Alzheimer’s and other dementia conditions progressively diminish mental capacity as they worsen, including a patient’s ability to communicate with and understand the people around them. Here are some insights from our assisted living community in Gloucester County, NJ on developing an effective way to communicate with your loved one.
Common communication problems for dementia patients:
- Struggling to find the right word
- Describing an object rather than calling it by its name
- Mixing up word order while speaking
- Finding it difficult to complete a sentence or express a train of thought in full
- Using gestures rather than words
- Repeating familiar words too often
How to get the most out of your communication with your loved one:
- Create a distraction-free zone. To encourage your loved one to focus on you and what you are saying, pick a time and a quiet and calm place where no one is likely to interrupt. This allows them to focus their effort on you and the conversation.
- Steady your tone. Communicating can be frustrating. While you may be stressed or worried, if you want to communicate effectively with your loved one, you have to leave that all at the door. Relax, use a warm, calm tone and speak naturally without condescension or baby talk.
- Use names. Following a conversation takes a lot of energy and effort for many dementia patients.Using names rather than “he,” “she” or “they” helps your loved one stay on track and avoids confusion and unnecessary repetition.

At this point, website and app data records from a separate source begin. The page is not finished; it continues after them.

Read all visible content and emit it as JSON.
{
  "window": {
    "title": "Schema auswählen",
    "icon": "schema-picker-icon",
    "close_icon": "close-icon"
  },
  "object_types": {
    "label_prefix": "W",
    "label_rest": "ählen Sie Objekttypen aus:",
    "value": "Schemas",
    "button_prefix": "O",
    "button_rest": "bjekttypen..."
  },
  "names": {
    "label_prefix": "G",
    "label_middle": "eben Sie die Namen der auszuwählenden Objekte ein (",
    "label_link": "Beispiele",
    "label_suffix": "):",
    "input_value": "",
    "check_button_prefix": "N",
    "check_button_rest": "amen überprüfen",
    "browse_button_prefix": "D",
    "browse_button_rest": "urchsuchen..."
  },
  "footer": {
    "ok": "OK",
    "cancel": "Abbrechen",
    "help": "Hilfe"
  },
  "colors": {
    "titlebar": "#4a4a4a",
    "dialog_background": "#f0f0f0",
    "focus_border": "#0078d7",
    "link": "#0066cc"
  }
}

- Stick to one topic at a time. It’s natural for us to jump from topic to topic and go off on a tangent, but this can be difficult for your loved one to follow. Rather, stick to one thread of conversation and only move on after you are both fully finished on that topic.
- Patience. The more progressive your loved one’s condition, the more patience you will need to have a productive conversation with them. Give them time to express what they are trying to say, actively listen to and consider their answer, and breathe deeply and let the moment pass if you start feeling frustrated.
Above all else, it’s important to remember that there will be good days and bad days with your loved one. Some days will bring good conversation while other days it will be better to simply sit quietly with your loved one and let them take comfort from your presence.
Alzheimer’s and dementia care and support at our assisted living community in Gloucester County, NJ
Collingswood is part of the United Methodist Communities’ network of high-quality, non-profit assisted living communities specializing in residential and assisted living for seniors. In addition to our wide range of customized services for seniors, we also offer expert memory care and support services for patients with dementia conditions.
To find out more about United Methodist Communities or our assisted living services, please contact us at https://pitman.umcommunities.org and book your visit today.
Original content posted on https://umcommunities.org/blog/helpful-communication-strategies-dementia/